(Web page and app entries)

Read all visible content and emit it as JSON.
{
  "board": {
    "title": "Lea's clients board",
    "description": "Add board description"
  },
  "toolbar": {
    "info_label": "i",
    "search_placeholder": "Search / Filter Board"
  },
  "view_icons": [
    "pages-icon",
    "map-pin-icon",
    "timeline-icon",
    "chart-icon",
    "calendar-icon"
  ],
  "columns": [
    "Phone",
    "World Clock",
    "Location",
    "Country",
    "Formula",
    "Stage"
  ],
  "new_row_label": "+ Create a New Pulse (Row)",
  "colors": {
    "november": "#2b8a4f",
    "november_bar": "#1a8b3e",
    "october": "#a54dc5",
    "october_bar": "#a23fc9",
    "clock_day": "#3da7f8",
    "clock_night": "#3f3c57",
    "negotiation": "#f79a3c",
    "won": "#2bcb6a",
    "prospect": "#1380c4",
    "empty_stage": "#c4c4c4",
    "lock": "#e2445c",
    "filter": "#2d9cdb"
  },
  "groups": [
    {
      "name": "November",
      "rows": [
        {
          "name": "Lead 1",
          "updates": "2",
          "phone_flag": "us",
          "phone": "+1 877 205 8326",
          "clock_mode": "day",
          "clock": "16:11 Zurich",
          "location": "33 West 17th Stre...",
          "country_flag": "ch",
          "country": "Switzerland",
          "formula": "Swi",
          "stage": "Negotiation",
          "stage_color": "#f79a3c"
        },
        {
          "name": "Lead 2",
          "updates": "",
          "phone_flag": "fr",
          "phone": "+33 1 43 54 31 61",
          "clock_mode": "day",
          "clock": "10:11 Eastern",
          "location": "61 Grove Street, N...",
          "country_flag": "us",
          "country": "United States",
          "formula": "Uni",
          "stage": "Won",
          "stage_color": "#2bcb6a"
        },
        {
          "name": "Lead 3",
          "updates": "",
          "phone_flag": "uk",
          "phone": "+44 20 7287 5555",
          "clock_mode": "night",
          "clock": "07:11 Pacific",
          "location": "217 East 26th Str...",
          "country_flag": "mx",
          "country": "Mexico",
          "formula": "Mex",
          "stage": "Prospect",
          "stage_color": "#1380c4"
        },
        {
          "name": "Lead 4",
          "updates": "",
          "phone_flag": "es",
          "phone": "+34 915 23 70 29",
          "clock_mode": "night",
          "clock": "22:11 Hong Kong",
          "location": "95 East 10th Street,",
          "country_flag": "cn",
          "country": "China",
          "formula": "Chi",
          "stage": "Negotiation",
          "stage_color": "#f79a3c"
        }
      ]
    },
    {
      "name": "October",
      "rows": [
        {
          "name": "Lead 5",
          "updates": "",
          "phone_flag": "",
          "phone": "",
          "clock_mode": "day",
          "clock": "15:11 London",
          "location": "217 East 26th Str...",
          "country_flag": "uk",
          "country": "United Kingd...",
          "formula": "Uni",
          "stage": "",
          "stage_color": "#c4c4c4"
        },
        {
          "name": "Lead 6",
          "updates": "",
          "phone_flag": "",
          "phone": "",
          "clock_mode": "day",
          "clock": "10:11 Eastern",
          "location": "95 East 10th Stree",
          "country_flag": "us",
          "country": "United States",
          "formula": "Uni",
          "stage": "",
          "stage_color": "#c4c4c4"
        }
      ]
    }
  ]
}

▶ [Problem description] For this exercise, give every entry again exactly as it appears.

▶ [Solution to the exercise]
Read all visible content and emit it as JSON.
{
  "board": {
    "title": "Lea's clients board",
    "description": "Add board description"
  },
  "toolbar": {
    "info_label": "i",
    "search_placeholder": "Search / Filter Board"
  },
  "view_icons": [
    "pages-icon",
    "map-pin-icon",
    "timeline-icon",
    "chart-icon",
    "calendar-icon"
  ],
  "columns": [
    "Phone",
    "World Clock",
    "Location",
    "Country",
    "Formula",
    "Stage"
  ],
  "new_row_label": "+ Create a New Pulse (Row)",
  "colors": {
    "november": "#2b8a4f",
    "november_bar": "#1a8b3e",
    "october": "#a54dc5",
    "october_bar": "#a23fc9",
    "clock_day": "#3da7f8",
    "clock_night": "#3f3c57",
    "negotiation": "#f79a3c",
    "won": "#2bcb6a",
    "prospect": "#1380c4",
    "empty_stage": "#c4c4c4",
    "lock": "#e2445c",
    "filter": "#2d9cdb"
  },
  "groups": [
    {
      "name": "November",
      "rows": [
        {
          "name": "Lead 1",
          "updates": "2",
          "phone_flag": "us",
          "phone": "+1 877 205 8326",
          "clock_mode": "day",
          "clock": "16:11 Zurich",
          "location": "33 West 17th Stre...",
          "country_flag": "ch",
          "country": "Switzerland",
          "formula": "Swi",
          "stage": "Negotiation",
          "stage_color": "#f79a3c"
        },
        {
          "name": "Lead 2",
          "updates": "",
          "phone_flag": "fr",
          "phone": "+33 1 43 54 31 61",
          "clock_mode": "day",
          "clock": "10:11 Eastern",
          "location": "61 Grove Street, N...",
          "country_flag": "us",
          "country": "United States",
          "formula": "Uni",
          "stage": "Won",
          "stage_color": "#2bcb6a"
        },
        {
          "name": "Lead 3",
          "updates": "",
          "phone_flag": "uk",
          "phone": "+44 20 7287 5555",
          "clock_mode": "night",
          "clock": "07:11 Pacific",
          "location": "217 East 26th Str...",
          "country_flag": "mx",
          "country": "Mexico",
          "formula": "Mex",
          "stage": "Prospect",
          "stage_color": "#1380c4"
        },
        {
          "name": "Lead 4",
          "updates": "",
          "phone_flag": "es",
          "phone": "+34 915 23 70 29",
          "clock_mode": "night",
          "clock": "22:11 Hong Kong",
          "location": "95 East 10th Street,",
          "country_flag": "cn",
          "country": "China",
          "formula": "Chi",
          "stage": "Negotiation",
          "stage_color": "#f79a3c"
        }
      ]
    },
    {
      "name": "October",
      "rows": [
        {
          "name": "Lead 5",
          "updates": "",
          "phone_flag": "",
          "phone": "",
          "clock_mode": "day",
          "clock": "15:11 London",
          "location": "217 East 26th Str...",
          "country_flag": "uk",
          "country": "United Kingd...",
          "formula": "Uni",
          "stage": "",
          "stage_color": "#c4c4c4"
        },
        {
          "name": "Lead 6",
          "updates": "",
          "phone_flag": "",
          "phone": "",
          "clock_mode": "day",
          "clock": "10:11 Eastern",
          "location": "95 East 10th Stree",
          "country_flag": "us",
          "country": "United States",
          "formula": "Uni",
          "stage": "",
          "stage_color": "#c4c4c4"
        }
      ]
    }
  ]
}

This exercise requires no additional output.